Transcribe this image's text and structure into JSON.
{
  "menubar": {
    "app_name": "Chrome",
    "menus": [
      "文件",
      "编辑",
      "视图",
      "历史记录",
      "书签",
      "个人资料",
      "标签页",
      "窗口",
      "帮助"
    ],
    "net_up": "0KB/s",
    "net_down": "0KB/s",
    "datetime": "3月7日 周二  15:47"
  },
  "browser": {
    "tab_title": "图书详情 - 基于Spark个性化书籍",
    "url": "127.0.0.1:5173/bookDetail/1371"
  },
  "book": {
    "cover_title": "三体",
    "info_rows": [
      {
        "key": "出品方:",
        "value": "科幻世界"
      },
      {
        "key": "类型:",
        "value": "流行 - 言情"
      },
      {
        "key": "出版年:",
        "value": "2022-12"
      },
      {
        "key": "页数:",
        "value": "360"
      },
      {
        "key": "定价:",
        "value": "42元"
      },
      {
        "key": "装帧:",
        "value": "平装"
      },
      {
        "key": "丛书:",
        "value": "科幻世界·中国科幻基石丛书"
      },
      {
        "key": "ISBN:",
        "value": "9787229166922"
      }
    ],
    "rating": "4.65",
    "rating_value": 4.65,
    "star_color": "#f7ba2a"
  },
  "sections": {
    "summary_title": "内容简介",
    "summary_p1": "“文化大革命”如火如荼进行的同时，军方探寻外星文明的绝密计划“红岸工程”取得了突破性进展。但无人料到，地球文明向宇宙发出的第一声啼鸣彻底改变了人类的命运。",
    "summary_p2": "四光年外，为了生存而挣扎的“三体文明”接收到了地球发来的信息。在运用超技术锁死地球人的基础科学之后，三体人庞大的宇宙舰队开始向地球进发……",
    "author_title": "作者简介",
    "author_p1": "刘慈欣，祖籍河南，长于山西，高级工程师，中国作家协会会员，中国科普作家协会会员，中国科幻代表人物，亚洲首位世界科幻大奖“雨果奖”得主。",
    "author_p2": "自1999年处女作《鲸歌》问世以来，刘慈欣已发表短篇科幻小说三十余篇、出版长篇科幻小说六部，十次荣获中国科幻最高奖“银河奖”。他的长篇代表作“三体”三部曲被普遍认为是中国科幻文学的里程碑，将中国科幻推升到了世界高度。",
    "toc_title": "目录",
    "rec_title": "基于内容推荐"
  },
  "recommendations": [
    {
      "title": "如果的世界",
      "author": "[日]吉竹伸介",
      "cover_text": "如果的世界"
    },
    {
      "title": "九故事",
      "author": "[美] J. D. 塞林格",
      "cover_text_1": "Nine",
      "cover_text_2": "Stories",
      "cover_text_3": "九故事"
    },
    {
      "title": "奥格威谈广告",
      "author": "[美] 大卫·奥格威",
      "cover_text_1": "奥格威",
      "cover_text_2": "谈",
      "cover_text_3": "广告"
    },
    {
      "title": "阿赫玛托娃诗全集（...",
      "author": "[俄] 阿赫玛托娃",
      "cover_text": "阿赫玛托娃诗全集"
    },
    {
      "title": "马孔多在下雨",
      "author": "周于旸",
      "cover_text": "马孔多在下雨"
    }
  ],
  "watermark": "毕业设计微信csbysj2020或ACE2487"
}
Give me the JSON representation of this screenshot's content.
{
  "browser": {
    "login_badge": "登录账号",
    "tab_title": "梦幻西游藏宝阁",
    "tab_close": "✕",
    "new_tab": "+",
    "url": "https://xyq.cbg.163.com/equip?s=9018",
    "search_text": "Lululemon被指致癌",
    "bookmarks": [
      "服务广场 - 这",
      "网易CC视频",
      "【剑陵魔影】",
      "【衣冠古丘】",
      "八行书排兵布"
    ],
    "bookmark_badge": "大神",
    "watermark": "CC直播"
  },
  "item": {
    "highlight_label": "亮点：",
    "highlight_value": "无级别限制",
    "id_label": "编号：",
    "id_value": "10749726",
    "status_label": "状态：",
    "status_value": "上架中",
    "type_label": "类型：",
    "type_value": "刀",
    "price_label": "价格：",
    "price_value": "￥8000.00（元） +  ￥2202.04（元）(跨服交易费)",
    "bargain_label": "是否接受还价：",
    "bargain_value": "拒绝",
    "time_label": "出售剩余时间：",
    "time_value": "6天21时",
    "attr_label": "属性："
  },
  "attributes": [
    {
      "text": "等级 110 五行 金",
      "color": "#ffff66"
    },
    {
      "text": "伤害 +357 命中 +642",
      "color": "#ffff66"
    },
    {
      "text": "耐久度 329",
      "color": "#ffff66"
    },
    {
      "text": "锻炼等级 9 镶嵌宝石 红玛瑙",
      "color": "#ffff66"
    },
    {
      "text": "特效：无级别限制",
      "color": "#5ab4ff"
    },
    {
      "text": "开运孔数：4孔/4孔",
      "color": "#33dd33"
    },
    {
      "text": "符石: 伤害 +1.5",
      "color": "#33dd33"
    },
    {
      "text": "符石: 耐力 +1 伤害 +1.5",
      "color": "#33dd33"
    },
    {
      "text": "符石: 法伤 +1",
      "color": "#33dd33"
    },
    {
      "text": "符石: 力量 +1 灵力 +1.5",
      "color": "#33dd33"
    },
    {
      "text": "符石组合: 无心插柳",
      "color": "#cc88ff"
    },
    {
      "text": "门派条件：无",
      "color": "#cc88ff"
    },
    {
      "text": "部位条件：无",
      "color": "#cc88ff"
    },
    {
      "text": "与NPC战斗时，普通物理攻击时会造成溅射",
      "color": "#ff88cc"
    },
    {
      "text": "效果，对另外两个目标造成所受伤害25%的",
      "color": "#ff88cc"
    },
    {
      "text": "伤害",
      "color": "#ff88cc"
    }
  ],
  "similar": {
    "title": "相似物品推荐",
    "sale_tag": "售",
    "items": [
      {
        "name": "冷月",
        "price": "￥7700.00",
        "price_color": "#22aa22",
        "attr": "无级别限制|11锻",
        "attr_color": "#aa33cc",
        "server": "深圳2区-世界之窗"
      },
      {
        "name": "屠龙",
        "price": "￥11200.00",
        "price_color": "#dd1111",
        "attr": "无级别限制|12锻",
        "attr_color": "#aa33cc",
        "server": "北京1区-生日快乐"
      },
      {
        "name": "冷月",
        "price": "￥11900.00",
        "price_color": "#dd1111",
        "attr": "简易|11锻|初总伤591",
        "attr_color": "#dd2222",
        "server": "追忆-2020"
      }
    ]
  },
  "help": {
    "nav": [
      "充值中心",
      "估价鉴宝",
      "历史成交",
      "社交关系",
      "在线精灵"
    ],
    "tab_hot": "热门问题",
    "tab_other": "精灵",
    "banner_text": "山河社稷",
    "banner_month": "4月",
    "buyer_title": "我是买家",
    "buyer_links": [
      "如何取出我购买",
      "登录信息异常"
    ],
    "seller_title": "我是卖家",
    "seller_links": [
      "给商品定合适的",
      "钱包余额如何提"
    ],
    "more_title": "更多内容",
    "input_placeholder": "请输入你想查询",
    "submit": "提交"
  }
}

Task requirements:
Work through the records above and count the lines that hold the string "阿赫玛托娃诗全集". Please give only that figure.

Task solution:
2